The department initially asked for $1.35 million, but Mercer said they later adjusted that amount down to about $1.066 million. The money would have been used to hire about 20 new employees to work on the recreational marijuana program and for other expenses. One notable item would have been about $250,000 to set up a secure “cash drop room” where marijuana businesses – the vast majority of which operate only in cash – could deposit their taxes.
Montana voters approved Initiative 190 last year. It set up a legal framework for a recreational marijuana system, giving the Revenue Department to regulate sellers and collect a 20% tax on sales. The measure calls on the department to create rules and start taking applications for recreational marijuana retail licenses by Oct. 1.
Mercer said he appreciated why Revenue made the request.
“We’ve got to have some runway in order to be able to land this thing later in the year,” he said. “It would have been irresponsible for them not to come forward.”
Still, he argued there were too many unknowns about what the Legislature will do with marijuana laws.
“I think we thought we need more time to really sort through what’s needed, on what timetable – and do we stick with the timetable in the initiative, or do we say, ‘Well, if this is going to be too much, too fast, do we try to extend the time period that was set forth in the initiative?’” Mercer said.

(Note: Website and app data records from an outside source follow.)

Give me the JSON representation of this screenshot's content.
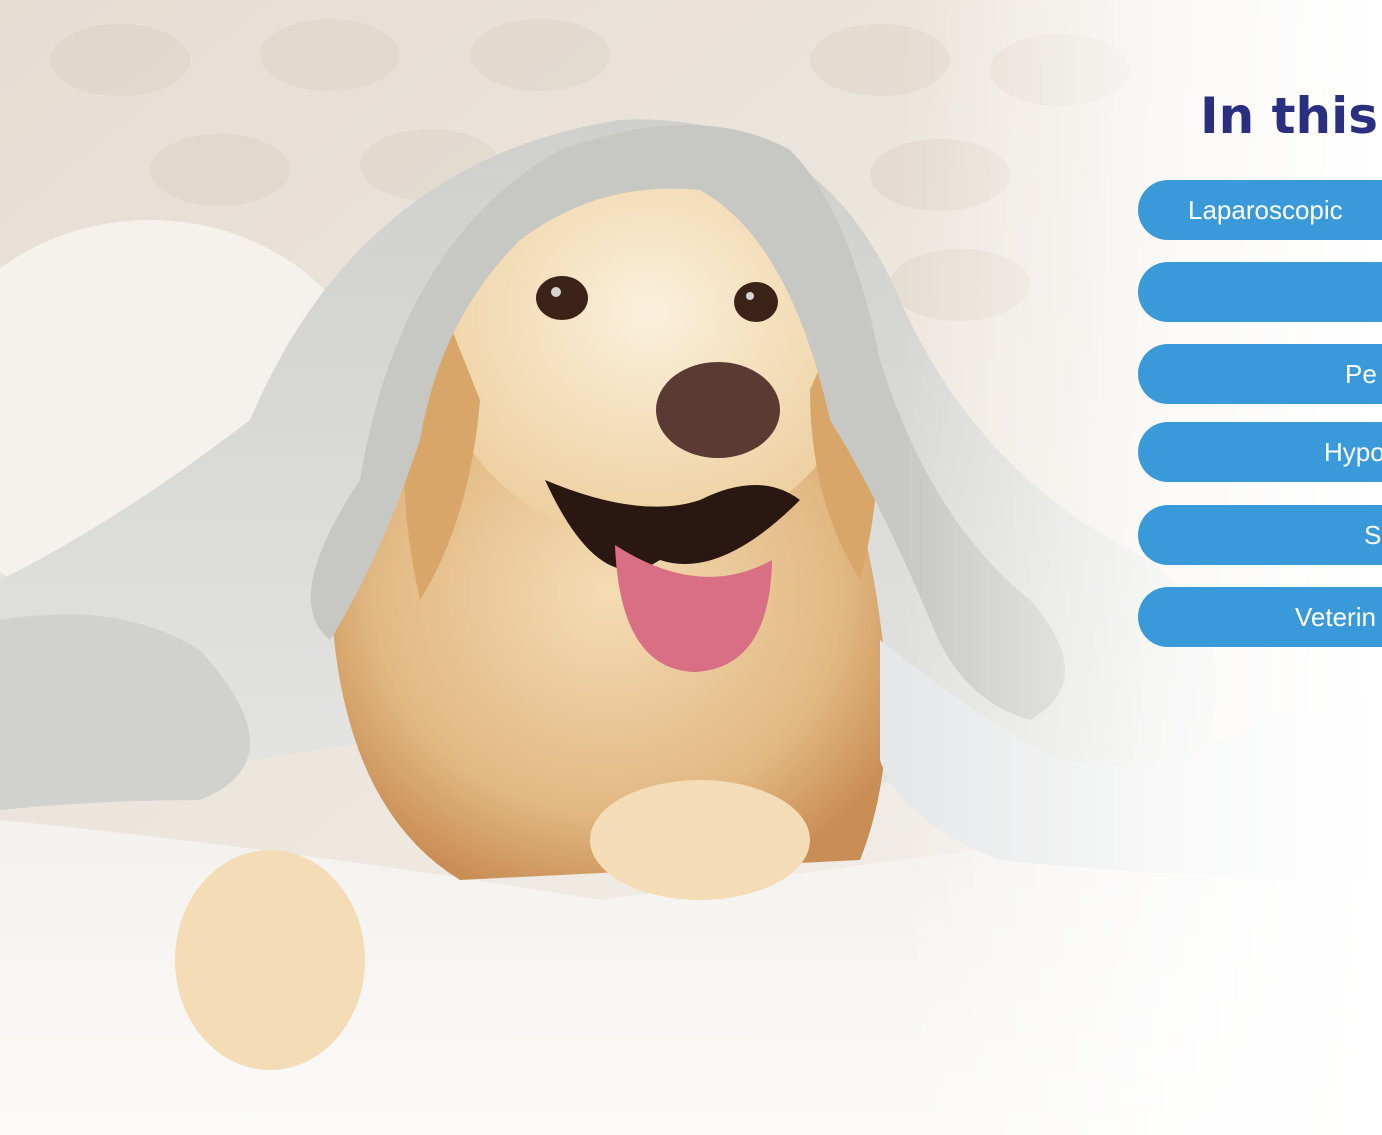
{
  "toc": {
    "heading": "In this",
    "items": [
      {
        "label": "Laparoscopic"
      },
      {
        "label": ""
      },
      {
        "label": "Pe"
      },
      {
        "label": "Hypo"
      },
      {
        "label": "S"
      },
      {
        "label": "Veterin"
      }
    ]
  },
  "colors": {
    "heading": "#2b2f7f",
    "pill": "#3a9ad9",
    "pill_text": "#ffffff"
  }
}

Last week, Gov. Greg Gianforte – who opposed I-190 during the campaign – said his administration planned to “recognize the voters’ wishes” and allow recreational marijuana sales to go forward. However, he announced they plan to redirect the tax revenue to addiction recovery services and economic development. The initiative called for the money to go toward things like conservation and veterans’ programs, but Gianforte said a ballot measure can’t stop the Legislature from appropriating money how it chooses.